> [Work instruction]: Return the lines below in which the string "JSON" occurs.

(Element data from apps and pages)
== == ==

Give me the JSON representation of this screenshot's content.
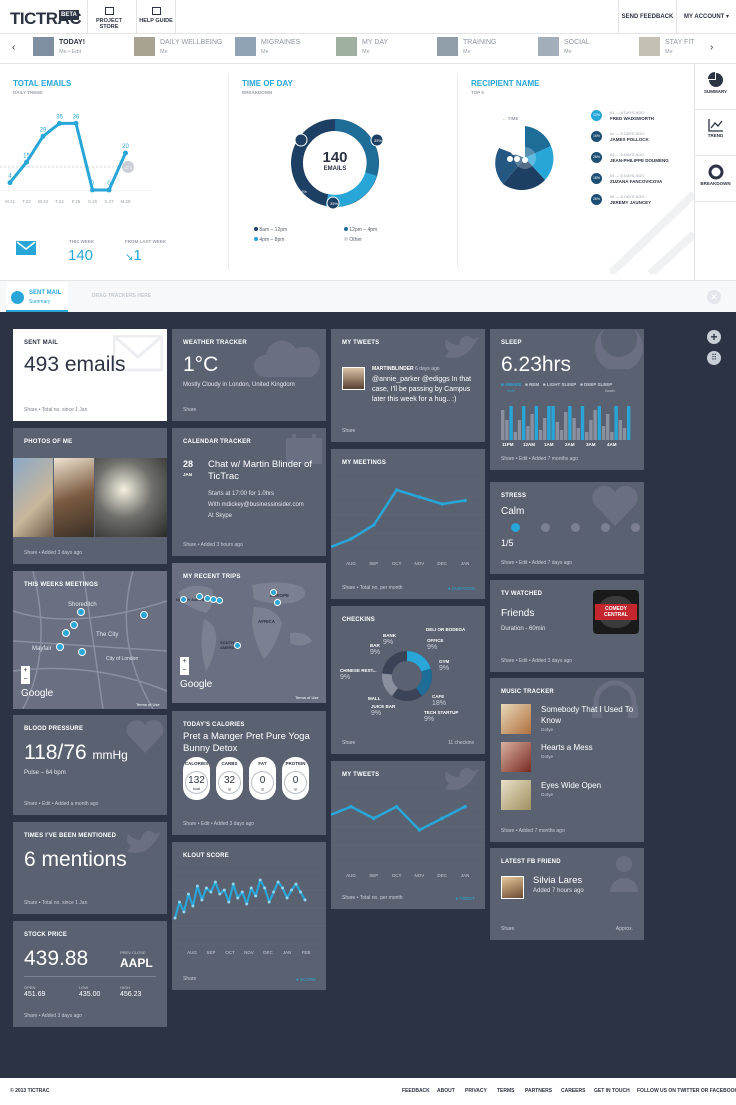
{
  "header": {
    "logo": "TICTRAC",
    "beta": "BETA",
    "project_store": "PROJECT STORE",
    "help_guide": "HELP GUIDE",
    "send_feedback": "SEND FEEDBACK",
    "my_account": "MY ACCOUNT"
  },
  "tabs": [
    {
      "title": "TODAY!",
      "sub": "Me • Edit"
    },
    {
      "title": "DAILY WELLBEING",
      "sub": "Me"
    },
    {
      "title": "MIGRAINES",
      "sub": "Me"
    },
    {
      "title": "MY DAY",
      "sub": "Me"
    },
    {
      "title": "TRAINING",
      "sub": "Me"
    },
    {
      "title": "SOCIAL",
      "sub": "Me"
    },
    {
      "title": "STAY FIT",
      "sub": "Me"
    }
  ],
  "overview": {
    "total": {
      "title": "TOTAL EMAILS",
      "sub": "DAILY TREND",
      "this_week_label": "THIS WEEK",
      "this_week": "140",
      "from_last_label": "FROM LAST WEEK",
      "from_last": "1"
    },
    "time": {
      "title": "TIME OF DAY",
      "sub": "BREAKDOWN",
      "center": "140",
      "center_label": "EMAILS",
      "legend": [
        "8am – 12pm",
        "12pm – 4pm",
        "4pm – 8pm",
        "Other"
      ],
      "pct": [
        "26%",
        "35%",
        "35%"
      ]
    },
    "recipient": {
      "title": "RECIPIENT NAME",
      "sub": "TOP 5",
      "time_label": "← TIME",
      "people": [
        {
          "pct": "12%",
          "when": "#1 — 6 DAYS AGO",
          "name": "FRED WADSWORTH"
        },
        {
          "pct": "16%",
          "when": "#2 — 5 DAYS AGO",
          "name": "JAMES POLLOCK"
        },
        {
          "pct": "28%",
          "when": "#3 — 6 DAYS AGO",
          "name": "JEAN-PHILIPPE DOUMENG"
        },
        {
          "pct": "18%",
          "when": "#4 — 6 DAYS AGO",
          "name": "ZUZANA FANCOVICOVA"
        },
        {
          "pct": "26%",
          "when": "#5 — 6 DAYS AGO",
          "name": "JEREMY JAUNCEY"
        }
      ]
    },
    "side": [
      "SUMMARY",
      "TREND",
      "BREAKDOWN"
    ]
  },
  "total_chart": {
    "x": [
      "W.21",
      "T.22",
      "W.23",
      "T.24",
      "F.25",
      "S.26",
      "S.27",
      "M.28"
    ],
    "y": [
      4,
      15,
      29,
      36,
      36,
      0,
      0,
      20
    ],
    "goal": "12.5"
  },
  "sentbar": {
    "title": "SENT MAIL",
    "sub": "Summary",
    "drag": "DRAG TRACKERS HERE"
  },
  "cards": {
    "sent": {
      "title": "SENT MAIL",
      "value": "493 emails",
      "foot": "Share  •  Total no. since 1 Jan"
    },
    "weather": {
      "title": "WEATHER TRACKER",
      "value": "1°C",
      "desc": "Mostly Cloudy in London, United Kingdom",
      "foot": "Share"
    },
    "tweets": {
      "title": "MY TWEETS",
      "user": "MARTINBLINDER",
      "ago": "6 days ago",
      "text": "@annie_parker @ediggs In that case, I'll be passing by Campus later this week for a hug.. :)",
      "foot": "Share"
    },
    "sleep": {
      "title": "SLEEP",
      "value": "6.23hrs",
      "legend": [
        "AWAKE",
        "REM",
        "LIGHT SLEEP",
        "DEEP SLEEP"
      ],
      "legend_sub": [
        "0min",
        "",
        "",
        "0umin"
      ],
      "x": [
        "11PM",
        "12AM",
        "1AM",
        "2AM",
        "3AM",
        "4AM"
      ],
      "foot": "Share  •  Edit  •  Added 7 months ago"
    },
    "photos": {
      "title": "PHOTOS OF ME",
      "foot": "Share  •  Added 3 days ago"
    },
    "calendar": {
      "title": "CALENDAR TRACKER",
      "day": "28",
      "mon": "JAN",
      "event": "Chat w/ Martin Blinder of TicTrac",
      "time": "Starts at 17:00 for 1.0hrs",
      "with": "With mdickey@businessinsider.com",
      "at": "At Skype",
      "foot": "Share  •  Added 3 hours ago"
    },
    "meetings": {
      "title": "MY MEETINGS",
      "x": [
        "AUG",
        "SEP",
        "OCT",
        "NOV",
        "DEC",
        "JAN"
      ],
      "y": [
        2,
        4,
        9,
        8,
        7,
        7.5
      ],
      "foot": "Share  •  Total no. per month",
      "tag": "DURATION"
    },
    "stress": {
      "title": "STRESS",
      "value": "Calm",
      "score": "1/5",
      "foot": "Share  •  Edit  •  Added 7 days ago"
    },
    "week_meetings": {
      "title": "THIS WEEKS MEETINGS",
      "places": [
        "Shoreditch",
        "The City",
        "City of London",
        "Mayfair"
      ],
      "google": "Google",
      "terms": "Terms of Use"
    },
    "trips": {
      "title": "MY RECENT TRIPS",
      "places": [
        "NORTH AMERICA",
        "EUROPE",
        "AFRICA",
        "SOUTH AMERICA"
      ],
      "google": "Google",
      "terms": "Terms of Use"
    },
    "checkins": {
      "title": "CHECKINS",
      "items": [
        {
          "l": "BANK",
          "v": "9%"
        },
        {
          "l": "DELI OR BODEGA",
          "v": ""
        },
        {
          "l": "OFFICE",
          "v": "9%"
        },
        {
          "l": "BAR",
          "v": "9%"
        },
        {
          "l": "GYM",
          "v": "9%"
        },
        {
          "l": "CHINESE REST...",
          "v": "9%"
        },
        {
          "l": "MALL",
          "v": ""
        },
        {
          "l": "CAFE",
          "v": "18%"
        },
        {
          "l": "JUICE BAR",
          "v": "9%"
        },
        {
          "l": "TECH STARTUP",
          "v": "9%"
        }
      ],
      "foot": "Share",
      "count": "11 checkins"
    },
    "tv": {
      "title": "TV WATCHED",
      "value": "Friends",
      "dur": "Duration - 60min",
      "logo": "COMEDY CENTRAL",
      "foot": "Share  •  Edit  •  Added 3 days ago"
    },
    "bp": {
      "title": "BLOOD PRESSURE",
      "value": "118/76",
      "unit": "mmHg",
      "pulse": "Pulse – 64 bpm",
      "foot": "Share  •  Edit  •  Added a month ago"
    },
    "calories": {
      "title": "TODAY'S CALORIES",
      "food": "Pret a Manger Pret Pure Yoga Bunny Detox",
      "pills": [
        {
          "l": "CALORIES",
          "v": "132",
          "u": "kcal"
        },
        {
          "l": "CARBS",
          "v": "32",
          "u": "g"
        },
        {
          "l": "FAT",
          "v": "0",
          "u": "g"
        },
        {
          "l": "PROTEIN",
          "v": "0",
          "u": "g"
        }
      ],
      "foot": "Share  •  Edit  •  Added 3 days ago"
    },
    "mytweets2": {
      "title": "MY TWEETS",
      "x": [
        "AUG",
        "SEP",
        "OCT",
        "NOV",
        "DEC",
        "JAN"
      ],
      "y": [
        5,
        4,
        5,
        3,
        4,
        5
      ],
      "foot": "Share  •  Total no. per month",
      "tag": "TWEET"
    },
    "music": {
      "title": "MUSIC TRACKER",
      "songs": [
        {
          "t": "Somebody That I Used To Know",
          "a": "Gotye"
        },
        {
          "t": "Hearts a Mess",
          "a": "Gotye"
        },
        {
          "t": "Eyes Wide Open",
          "a": "Gotye"
        }
      ],
      "foot": "Share  •  Added 7 months ago"
    },
    "mentions": {
      "title": "TIMES I'VE BEEN MENTIONED",
      "value": "6 mentions",
      "foot": "Share  •  Total no. since 1 Jan"
    },
    "klout": {
      "title": "KLOUT SCORE",
      "x": [
        "AUG",
        "SEP",
        "OCT",
        "NOV",
        "DEC",
        "JAN",
        "FEB"
      ],
      "foot": "Share",
      "tag": "SCORE"
    },
    "fb": {
      "title": "LATEST FB FRIEND",
      "name": "Silvia Lares",
      "ago": "Added 7 hours ago",
      "foot": "Share",
      "approx": "Approx."
    },
    "stock": {
      "title": "STOCK PRICE",
      "value": "439.88",
      "prev_label": "PREV CLOSE",
      "ticker": "AAPL",
      "open_l": "OPEN",
      "open": "451.69",
      "low_l": "LOW",
      "low": "435.00",
      "high_l": "HIGH",
      "high": "456.23",
      "foot": "Share  •  Added 3 days ago"
    }
  },
  "footer": {
    "copy": "© 2013 TICTRAC",
    "links": [
      "FEEDBACK",
      "ABOUT",
      "PRIVACY",
      "TERMS",
      "PARTNERS",
      "CAREERS",
      "GET IN TOUCH",
      "FOLLOW US ON TWITTER OR FACEBOOK"
    ]
  }
}
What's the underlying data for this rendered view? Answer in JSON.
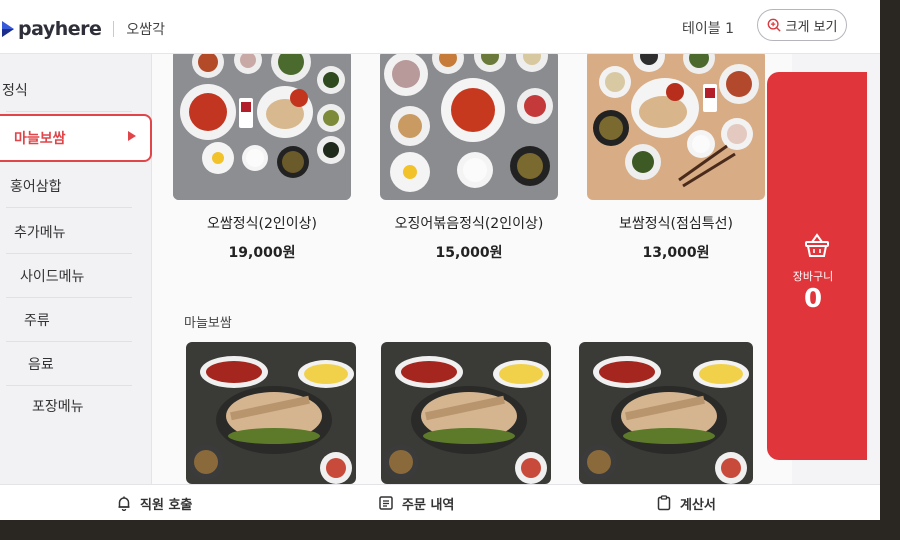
{
  "header": {
    "brand": "payhere",
    "store_name": "오쌈각",
    "table": "테이블 1",
    "zoom_button": "크게 보기"
  },
  "sidebar": {
    "items": [
      {
        "label": "정식"
      },
      {
        "label": "마늘보쌈",
        "active": true
      },
      {
        "label": "홍어삼합"
      },
      {
        "label": "추가메뉴"
      },
      {
        "label": "사이드메뉴"
      },
      {
        "label": "주류"
      },
      {
        "label": "음료"
      },
      {
        "label": "포장메뉴"
      }
    ]
  },
  "menu": {
    "items": [
      {
        "name": "오쌈정식(2인이상)",
        "price": "19,000원"
      },
      {
        "name": "오징어볶음정식(2인이상)",
        "price": "15,000원"
      },
      {
        "name": "보쌈정식(점심특선)",
        "price": "13,000원"
      }
    ],
    "section_title": "마늘보쌈",
    "section_items": [
      {},
      {},
      {}
    ]
  },
  "cart": {
    "label": "장바구니",
    "count": "0"
  },
  "bottom_bar": {
    "call_staff": "직원 호출",
    "order_history": "주문 내역",
    "bill": "계산서"
  },
  "colors": {
    "accent": "#e0363b",
    "active_border": "#e0454a"
  },
  "icons": [
    "logo-mark-icon",
    "search-zoom-icon",
    "chevron-right-icon",
    "basket-icon",
    "bell-icon",
    "receipt-list-icon",
    "clipboard-icon"
  ]
}
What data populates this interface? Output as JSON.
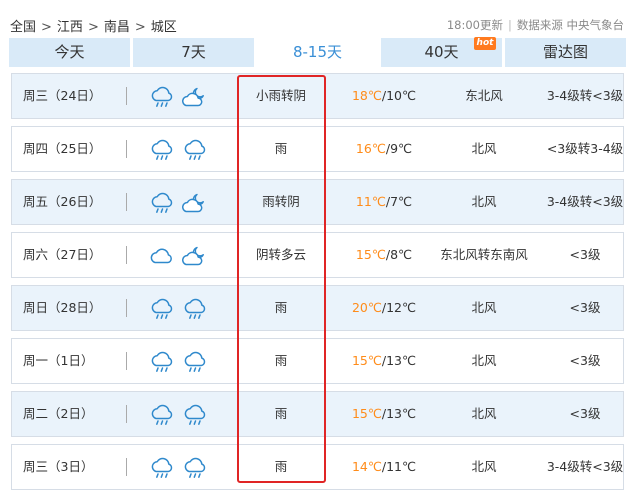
{
  "breadcrumb": {
    "level1": "全国",
    "level2": "江西",
    "level3": "南昌",
    "level4": "城区",
    "sep": ">"
  },
  "meta": {
    "updated": "18:00更新",
    "divider": "|",
    "source": "数据来源 中央气象台"
  },
  "tabs": [
    {
      "label": "今天"
    },
    {
      "label": "7天"
    },
    {
      "label": "8-15天"
    },
    {
      "label": "40天",
      "badge": "hot"
    },
    {
      "label": "雷达图"
    }
  ],
  "active_tab": "8-15天",
  "colors": {
    "tab_bg": "#d9eaf8",
    "active_tab_text": "#3a8fd6",
    "high_temp": "#ff8c1a",
    "row_alt": "#eaf3fb",
    "highlight": "#e02525",
    "badge": "#ff7a1f"
  },
  "forecast": [
    {
      "date": "周三（24日）",
      "icon1": "rain-cloud-icon",
      "icon2": "cloudy-night-icon",
      "desc": "小雨转阴",
      "hi": "18℃",
      "lo": "/10℃",
      "wind": "东北风",
      "level": "3-4级转<3级"
    },
    {
      "date": "周四（25日）",
      "icon1": "rain-cloud-icon",
      "icon2": "rain-cloud-icon",
      "desc": "雨",
      "hi": "16℃",
      "lo": "/9℃",
      "wind": "北风",
      "level": "<3级转3-4级"
    },
    {
      "date": "周五（26日）",
      "icon1": "rain-cloud-icon",
      "icon2": "cloudy-night-icon",
      "desc": "雨转阴",
      "hi": "11℃",
      "lo": "/7℃",
      "wind": "北风",
      "level": "3-4级转<3级"
    },
    {
      "date": "周六（27日）",
      "icon1": "cloud-icon",
      "icon2": "cloudy-night-icon",
      "desc": "阴转多云",
      "hi": "15℃",
      "lo": "/8℃",
      "wind": "东北风转东南风",
      "level": "<3级"
    },
    {
      "date": "周日（28日）",
      "icon1": "rain-cloud-icon",
      "icon2": "rain-cloud-icon",
      "desc": "雨",
      "hi": "20℃",
      "lo": "/12℃",
      "wind": "北风",
      "level": "<3级"
    },
    {
      "date": "周一（1日）",
      "icon1": "rain-cloud-icon",
      "icon2": "rain-cloud-icon",
      "desc": "雨",
      "hi": "15℃",
      "lo": "/13℃",
      "wind": "北风",
      "level": "<3级"
    },
    {
      "date": "周二（2日）",
      "icon1": "rain-cloud-icon",
      "icon2": "rain-cloud-icon",
      "desc": "雨",
      "hi": "15℃",
      "lo": "/13℃",
      "wind": "北风",
      "level": "<3级"
    },
    {
      "date": "周三（3日）",
      "icon1": "rain-cloud-icon",
      "icon2": "rain-cloud-icon",
      "desc": "雨",
      "hi": "14℃",
      "lo": "/11℃",
      "wind": "北风",
      "level": "3-4级转<3级"
    }
  ]
}
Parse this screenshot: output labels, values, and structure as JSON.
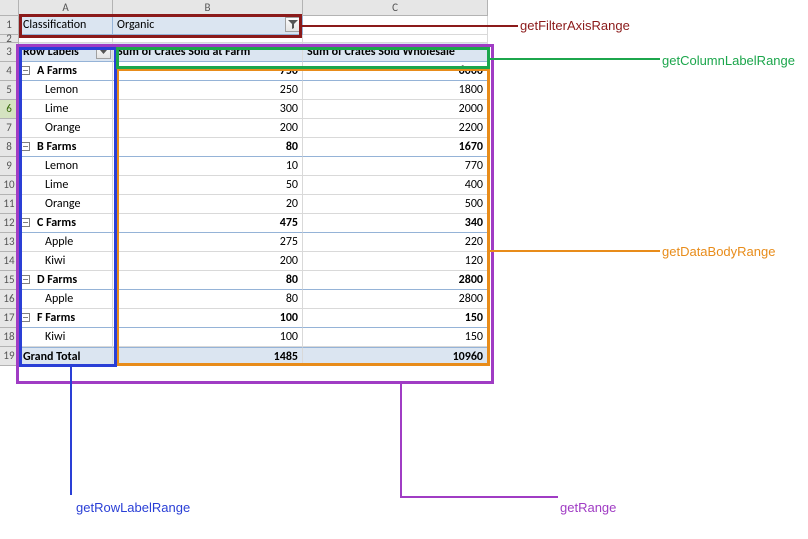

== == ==

> [Expected answer]:
Give me the JSON representation of this screenshot's content.
What's the underlying data for this rendered view? Answer in JSON.
What data populates this interface? Output as JSON.
Parse this screenshot: output labels, values, and structure as JSON.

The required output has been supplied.